Owing to the terror which it inspired, and which kept at a distance all who could observe or bear testimony on the subject, it had always been easy to obtain an entrance there at night by means of a rope ladder, or even by the use of the first ladder coming to hand in one of the neighbouring fields. A consignment of goods or provisions left there might await in perfect safety the time and opportunity for a furtive embarkation. Tradition relates that forty years ago a fugitive – for political offences as some affirm, for commercial as others say – remained for some time concealed in the haunted house at Pleinmont; whence he finally succeeded in embarking in a fishing-boat for England. From England a passage is easily obtained to America.[Pg 96]
Tradition also avers that provisions deposited in this house remain there untouched, Lucifer and the smugglers having an interest in inducing whoever places them there to return.
From the summit of the house, there is a view to the south of the Hanway Rocks, at about a mile from the shore.
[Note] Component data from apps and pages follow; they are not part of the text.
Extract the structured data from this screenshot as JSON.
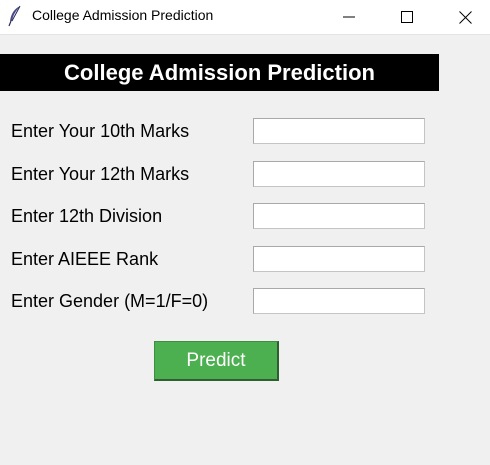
{
  "window": {
    "title": "College Admission Prediction",
    "icon": "feather-icon",
    "controls": [
      "minimize-icon",
      "maximize-icon",
      "close-icon"
    ]
  },
  "heading": "College Admission Prediction",
  "form": {
    "fields": [
      {
        "label": "Enter Your 10th Marks",
        "value": ""
      },
      {
        "label": "Enter Your 12th Marks",
        "value": ""
      },
      {
        "label": "Enter 12th Division",
        "value": ""
      },
      {
        "label": "Enter AIEEE Rank",
        "value": ""
      },
      {
        "label": "Enter Gender (M=1/F=0)",
        "value": ""
      }
    ],
    "submit_label": "Predict"
  },
  "colors": {
    "heading_bg": "#000000",
    "heading_text": "#ffffff",
    "button_bg": "#4caf50",
    "button_text": "#ffffff",
    "window_bg": "#f0f0f0"
  }
}
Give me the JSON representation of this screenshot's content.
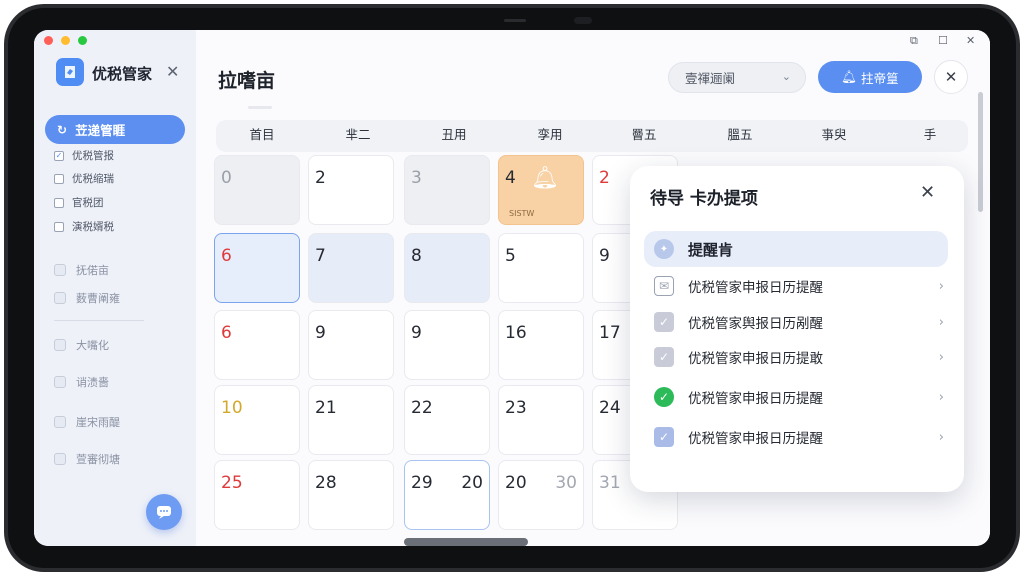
{
  "app": {
    "name": "优税管家",
    "sidebar_close": "✕"
  },
  "sidebar": {
    "active_label": "苙递管睚",
    "sub_items": [
      {
        "label": "优税管报",
        "checked": true
      },
      {
        "label": "优税缩瑞",
        "checked": false
      },
      {
        "label": "官税团",
        "checked": false
      },
      {
        "label": "演税婿税",
        "checked": false
      }
    ],
    "items_a": [
      {
        "label": "抚偌亩"
      },
      {
        "label": "薮曹阐雍"
      }
    ],
    "items_b": [
      {
        "label": "大嘴化"
      },
      {
        "label": "诮渍嗇"
      },
      {
        "label": "崖宋雨醍"
      },
      {
        "label": "萱審彻塘"
      }
    ]
  },
  "header": {
    "title": "拉嗜亩",
    "select_value": "壹禈逦阑",
    "primary_label": "拄帝篁",
    "close_label": "✕"
  },
  "calendar": {
    "weekdays": [
      "首目",
      "芈二",
      "丑用",
      "孪用",
      "罾五",
      "膃五",
      "亊臾",
      "手"
    ],
    "rows": [
      [
        {
          "n": "0",
          "style": "gray"
        },
        {
          "n": "2",
          "style": "white"
        },
        {
          "n": "3",
          "style": "gray"
        },
        {
          "n": "4",
          "style": "orange",
          "note": "SISTW"
        },
        {
          "n": "2",
          "style": "white",
          "tone": "red"
        }
      ],
      [
        {
          "n": "6",
          "style": "selected",
          "tone": "red"
        },
        {
          "n": "7",
          "style": "blue"
        },
        {
          "n": "8",
          "style": "blue"
        },
        {
          "n": "5",
          "style": "white"
        },
        {
          "n": "9",
          "style": "white"
        }
      ],
      [
        {
          "n": "6",
          "style": "white",
          "tone": "red"
        },
        {
          "n": "9",
          "style": "white"
        },
        {
          "n": "9",
          "style": "white"
        },
        {
          "n": "16",
          "style": "white"
        },
        {
          "n": "17",
          "style": "white"
        }
      ],
      [
        {
          "n": "10",
          "style": "white",
          "tone": "yellow"
        },
        {
          "n": "21",
          "style": "white"
        },
        {
          "n": "22",
          "style": "white"
        },
        {
          "n": "23",
          "style": "white"
        },
        {
          "n": "24",
          "style": "white"
        }
      ],
      [
        {
          "n": "25",
          "style": "white",
          "tone": "red"
        },
        {
          "n": "28",
          "style": "white"
        },
        {
          "n": "29",
          "n2": "20",
          "style": "outlined"
        },
        {
          "n": "20",
          "n2": "30",
          "style": "white"
        },
        {
          "n": "31",
          "style": "white",
          "tone": "light"
        }
      ]
    ]
  },
  "popup": {
    "title": "待导 卡办提项",
    "close": "✕",
    "active_label": "提醒肯",
    "rows": [
      {
        "label": "优税管家申报日历提醒",
        "icon": "mail"
      },
      {
        "label": "优税管家舆报日历剐醒",
        "icon": "checkgray"
      },
      {
        "label": "优税管家申报日历提敢",
        "icon": "checkgray"
      },
      {
        "label": "优税管家申报日历提醒",
        "icon": "green"
      },
      {
        "label": "优税管家申报日历提醒",
        "icon": "checkblue"
      }
    ]
  },
  "colors": {
    "accent": "#5a8ff1",
    "highlight_orange": "#f8d2a4",
    "weekend_red": "#de3a3a"
  }
}
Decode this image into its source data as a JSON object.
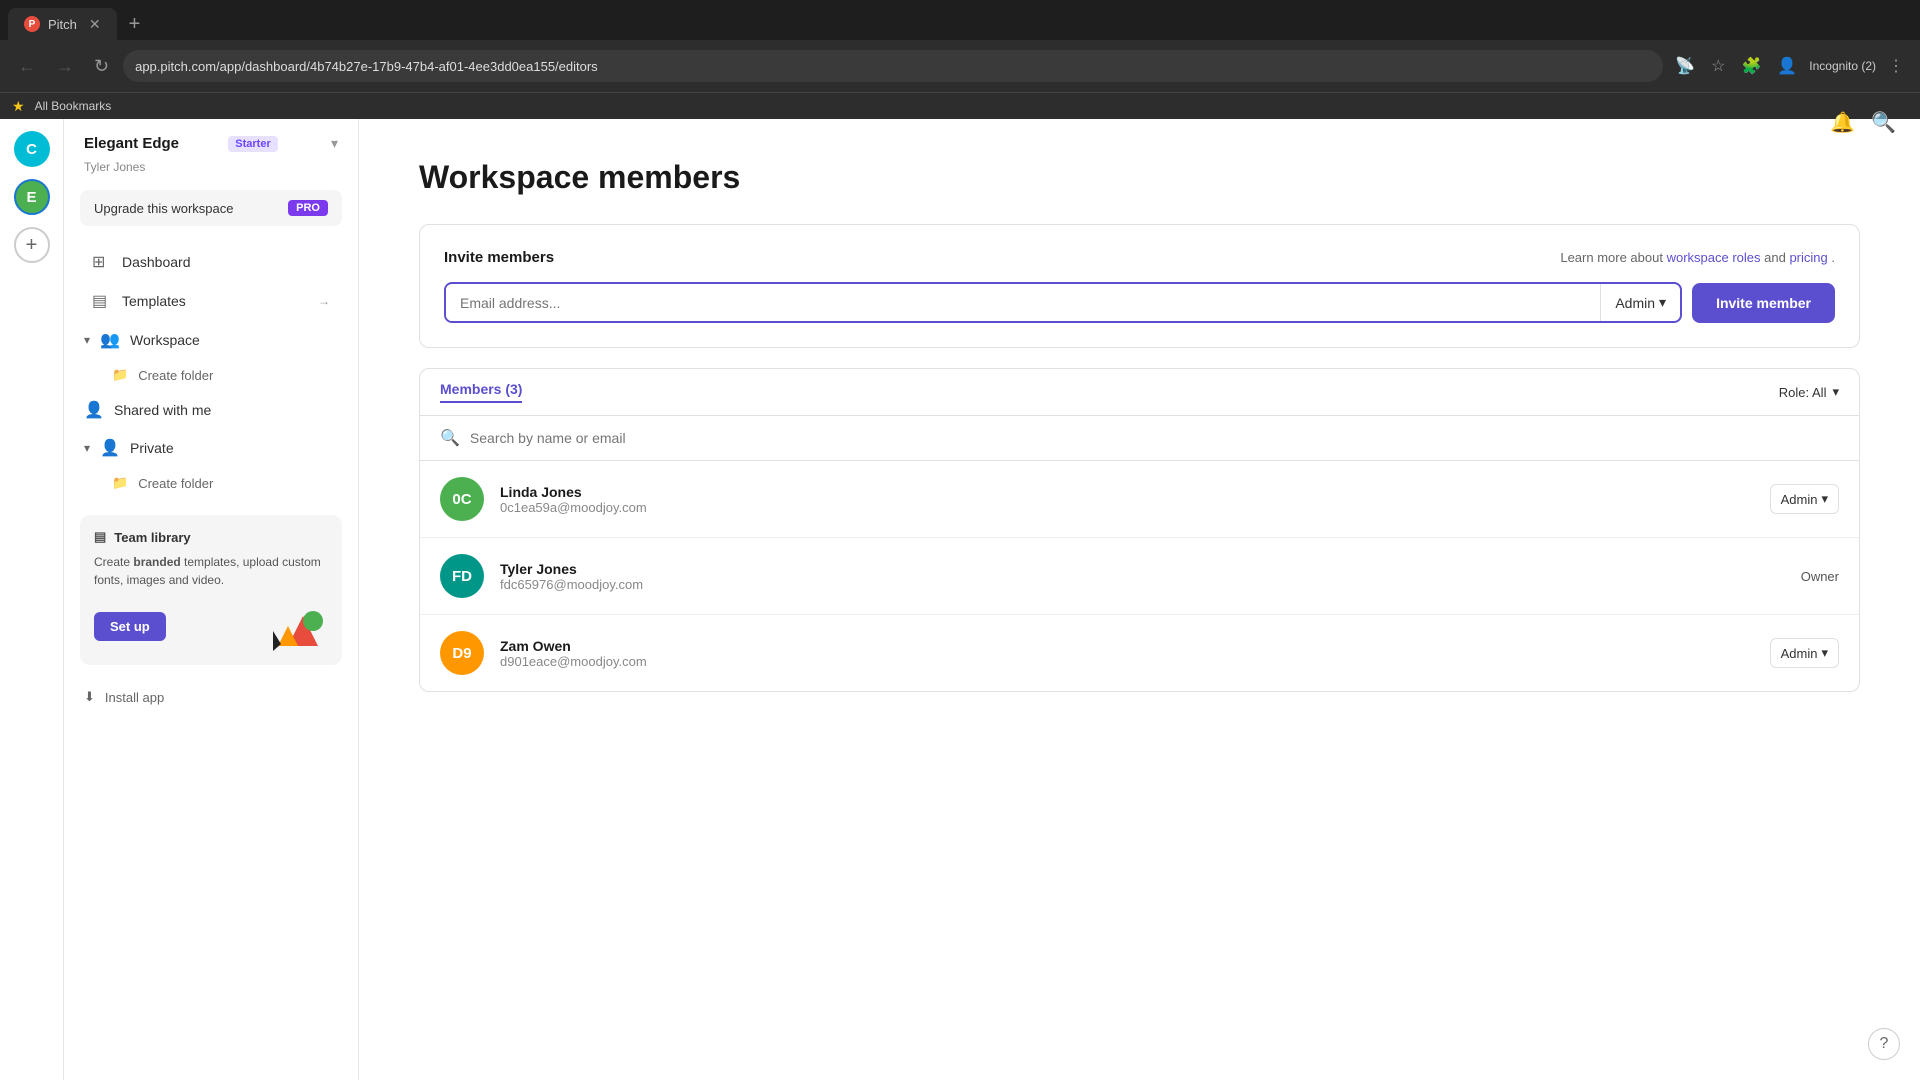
{
  "browser": {
    "tab_title": "Pitch",
    "tab_favicon": "P",
    "address_bar": "app.pitch.com/app/dashboard/4b74b27e-17b9-47b4-af01-4ee3dd0ea155/editors",
    "incognito_label": "Incognito (2)",
    "bookmarks_label": "All Bookmarks",
    "new_tab_symbol": "+"
  },
  "icon_bar": {
    "workspace_initial": "C",
    "active_workspace_initial": "E",
    "add_workspace_symbol": "+"
  },
  "sidebar": {
    "workspace_name": "Elegant Edge",
    "workspace_plan": "Starter",
    "user_name": "Tyler Jones",
    "upgrade_label": "Upgrade this workspace",
    "pro_label": "PRO",
    "nav_items": [
      {
        "id": "dashboard",
        "label": "Dashboard",
        "icon": "⊞"
      },
      {
        "id": "templates",
        "label": "Templates",
        "icon": "⊟",
        "arrow": "→"
      }
    ],
    "workspace_section": {
      "label": "Workspace",
      "icon": "👥",
      "sub_items": [
        {
          "id": "create-folder",
          "label": "Create folder",
          "icon": "📁"
        }
      ]
    },
    "shared_with_me": {
      "label": "Shared with me",
      "icon": "👤"
    },
    "private_section": {
      "label": "Private",
      "icon": "👤",
      "sub_items": [
        {
          "id": "create-folder-private",
          "label": "Create folder",
          "icon": "📁"
        }
      ]
    },
    "team_library": {
      "header": "Team library",
      "description_parts": [
        "Create ",
        "branded",
        " templates, upload custom fonts, images and video."
      ],
      "setup_label": "Set up"
    },
    "install_app": {
      "label": "Install app",
      "icon": "⬇"
    }
  },
  "main": {
    "page_title": "Workspace members",
    "invite_section": {
      "title": "Invite members",
      "learn_more_prefix": "Learn more about ",
      "workspace_roles_link": "workspace roles",
      "and_text": " and ",
      "pricing_link": "pricing",
      "learn_more_suffix": ".",
      "email_placeholder": "Email address...",
      "role_label": "Admin",
      "invite_button": "Invite member"
    },
    "members_section": {
      "tab_label": "Members (3)",
      "role_filter_label": "Role: All",
      "search_placeholder": "Search by name or email",
      "members": [
        {
          "id": "linda-jones",
          "initials": "0C",
          "name": "Linda Jones",
          "email": "0c1ea59a@moodjoy.com",
          "role": "Admin",
          "avatar_color": "avatar-green"
        },
        {
          "id": "tyler-jones",
          "initials": "FD",
          "name": "Tyler Jones",
          "email": "fdc65976@moodjoy.com",
          "role": "Owner",
          "avatar_color": "avatar-teal",
          "role_only": true
        },
        {
          "id": "zam-owen",
          "initials": "D9",
          "name": "Zam Owen",
          "email": "d901eace@moodjoy.com",
          "role": "Admin",
          "avatar_color": "avatar-orange"
        }
      ]
    }
  }
}
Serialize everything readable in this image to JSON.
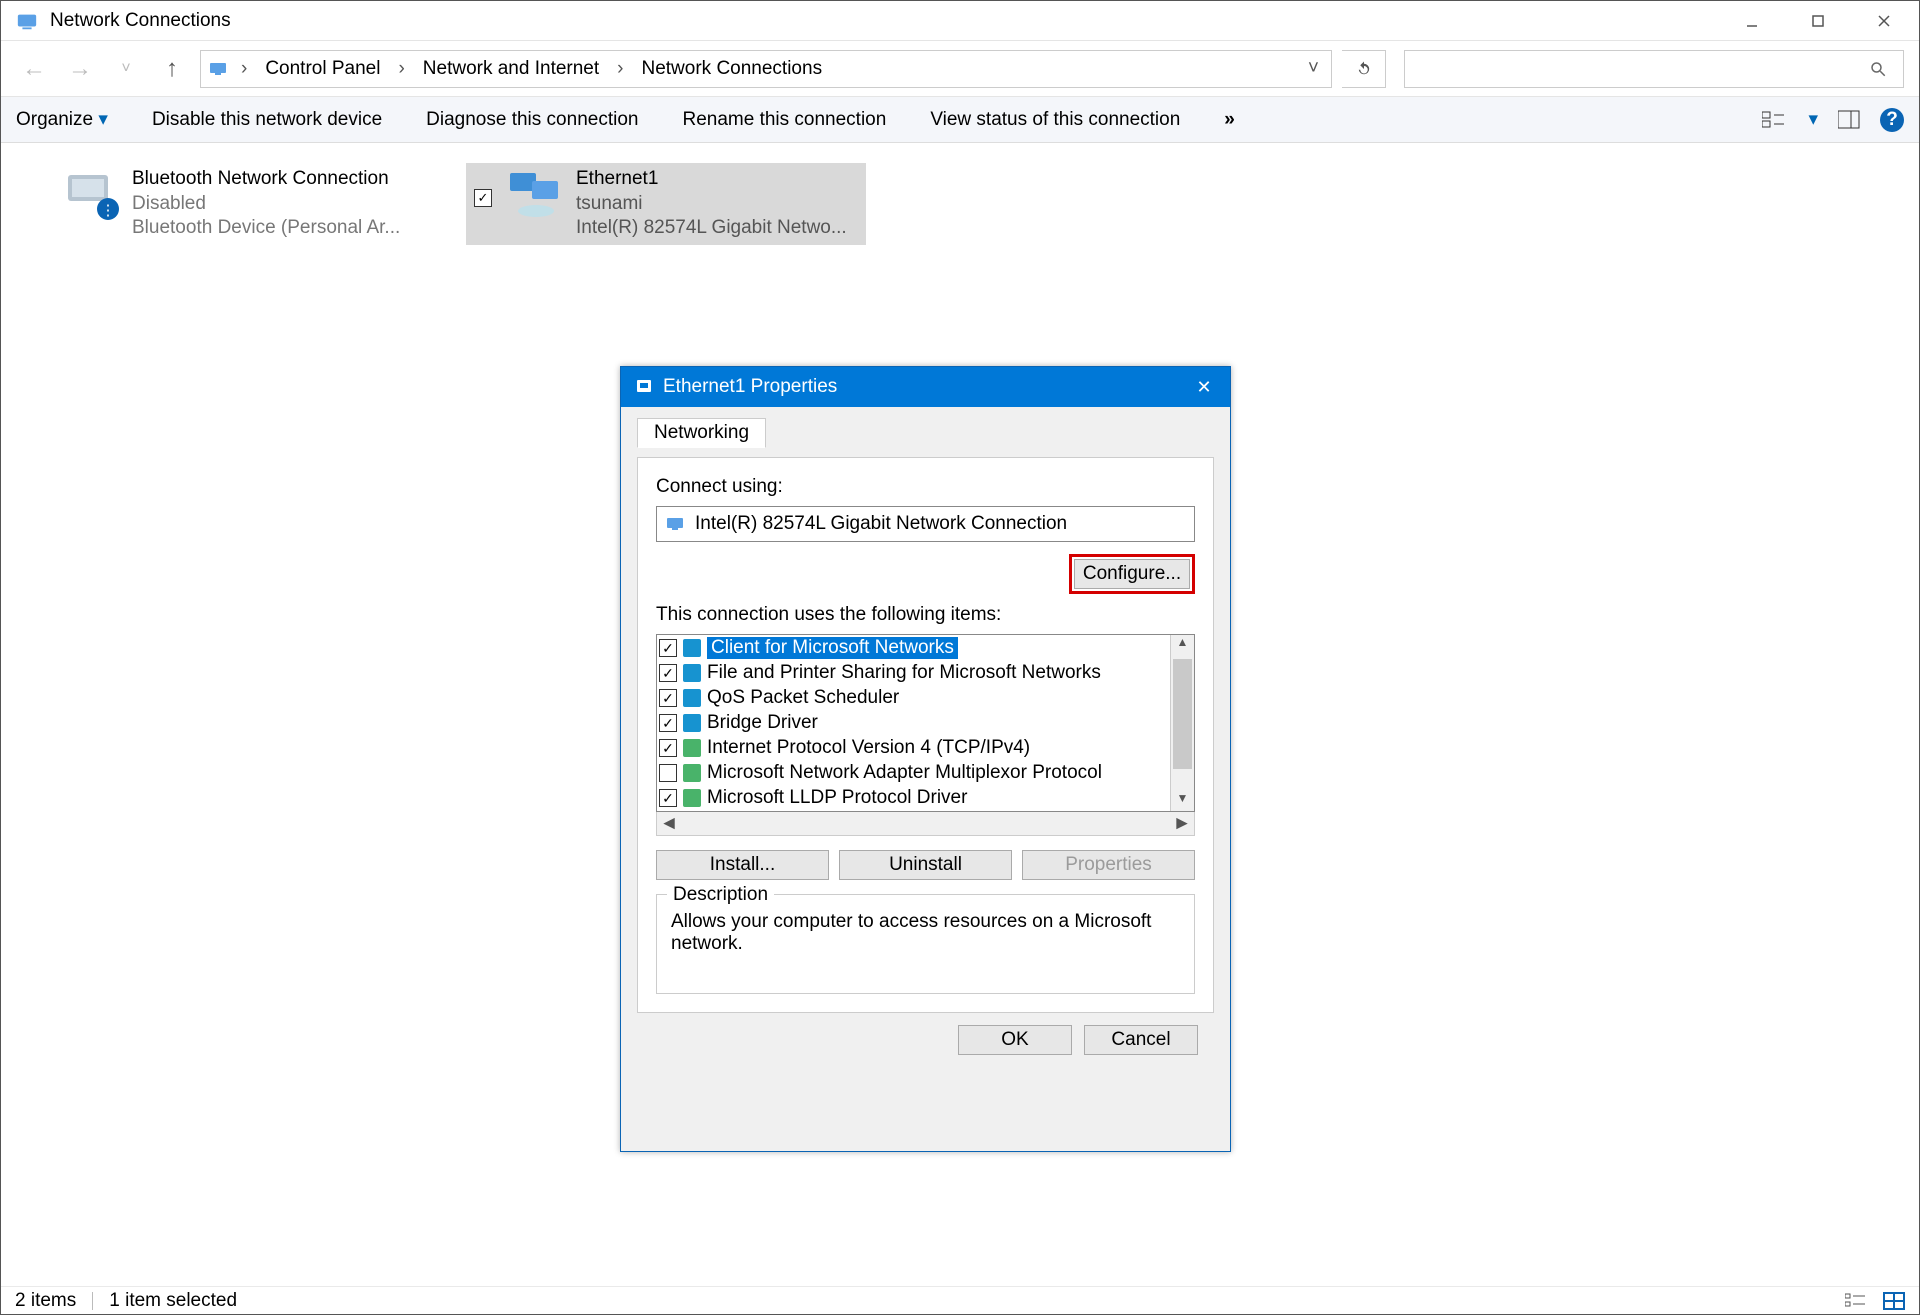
{
  "window": {
    "title": "Network Connections"
  },
  "breadcrumbs": [
    "Control Panel",
    "Network and Internet",
    "Network Connections"
  ],
  "toolbar": {
    "organize": "Organize",
    "disable": "Disable this network device",
    "diagnose": "Diagnose this connection",
    "rename": "Rename this connection",
    "view_status": "View status of this connection",
    "overflow": "»"
  },
  "connections": [
    {
      "name": "Bluetooth Network Connection",
      "line2": "Disabled",
      "line3": "Bluetooth Device (Personal Ar...",
      "selected": false,
      "checked": false
    },
    {
      "name": "Ethernet1",
      "line2": "tsunami",
      "line3": "Intel(R) 82574L Gigabit Netwo...",
      "selected": true,
      "checked": true
    }
  ],
  "statusbar": {
    "count": "2 items",
    "selected": "1 item selected"
  },
  "dialog": {
    "title": "Ethernet1 Properties",
    "tab": "Networking",
    "connect_using_label": "Connect using:",
    "adapter": "Intel(R) 82574L Gigabit Network Connection",
    "configure": "Configure...",
    "items_label": "This connection uses the following items:",
    "items": [
      {
        "checked": true,
        "selected": true,
        "icon": "blue",
        "label": "Client for Microsoft Networks"
      },
      {
        "checked": true,
        "selected": false,
        "icon": "blue",
        "label": "File and Printer Sharing for Microsoft Networks"
      },
      {
        "checked": true,
        "selected": false,
        "icon": "blue",
        "label": "QoS Packet Scheduler"
      },
      {
        "checked": true,
        "selected": false,
        "icon": "blue",
        "label": "Bridge Driver"
      },
      {
        "checked": true,
        "selected": false,
        "icon": "green",
        "label": "Internet Protocol Version 4 (TCP/IPv4)"
      },
      {
        "checked": false,
        "selected": false,
        "icon": "green",
        "label": "Microsoft Network Adapter Multiplexor Protocol"
      },
      {
        "checked": true,
        "selected": false,
        "icon": "green",
        "label": "Microsoft LLDP Protocol Driver"
      }
    ],
    "install": "Install...",
    "uninstall": "Uninstall",
    "properties": "Properties",
    "description_label": "Description",
    "description_text": "Allows your computer to access resources on a Microsoft network.",
    "ok": "OK",
    "cancel": "Cancel"
  }
}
These rocks are famous. They have been guilty of all the evil deeds of which rocks are capable. They are the most ruthless destroyers of the sea. They lie in a treacherous ambush for vessels in the night. They have contributed to the enlargement of the cemeteries at Torteval and Rocquaine.
A lighthouse was erected upon these rocks in 1862. At the present day, the Hanways light the way for the vessels which they once lured to destruction; the destroyer in ambush now bears a lighted torch in his hand; and mariners seek in the horizon, as a protector and a guide, the rock which they used to fly as a pitiless enemy. It gives confidence by night in that vast space where it was so long a terror – like a robber converted into a gendarme.
There are three Hanways: the Great Hanway, the Little Hanway, and the Mauve. It is upon the Little Hanway that the red light is placed at the present time.
This reef of rocks forms part of a group of peaks, some beneath the sea, some rising out of it. It towers above them all; like a fortress, it has advanced works: on the side of the open sea, a chain of thirteen rocks; on the north, two breakers – the High Fourquiés, the Needles, and a sandbank called the Hérouée. On the south, three rocks – the Cat Rock, the Percée, and the Herpin Rock; then two banks – the South Bank and the Muet: besides which, there is, on the side opposite Pleinmont, the Tas de Pois d’Aval.
To swim across the channel from the Hanways to Pleinmont is difficult, but not impossible. We have already said that this was one of the achievements of Clubin. The expert swimmer who knows this channel can find two resting-places, the Round Rock, and further on, a little out of the course, to the left, the Red Rock.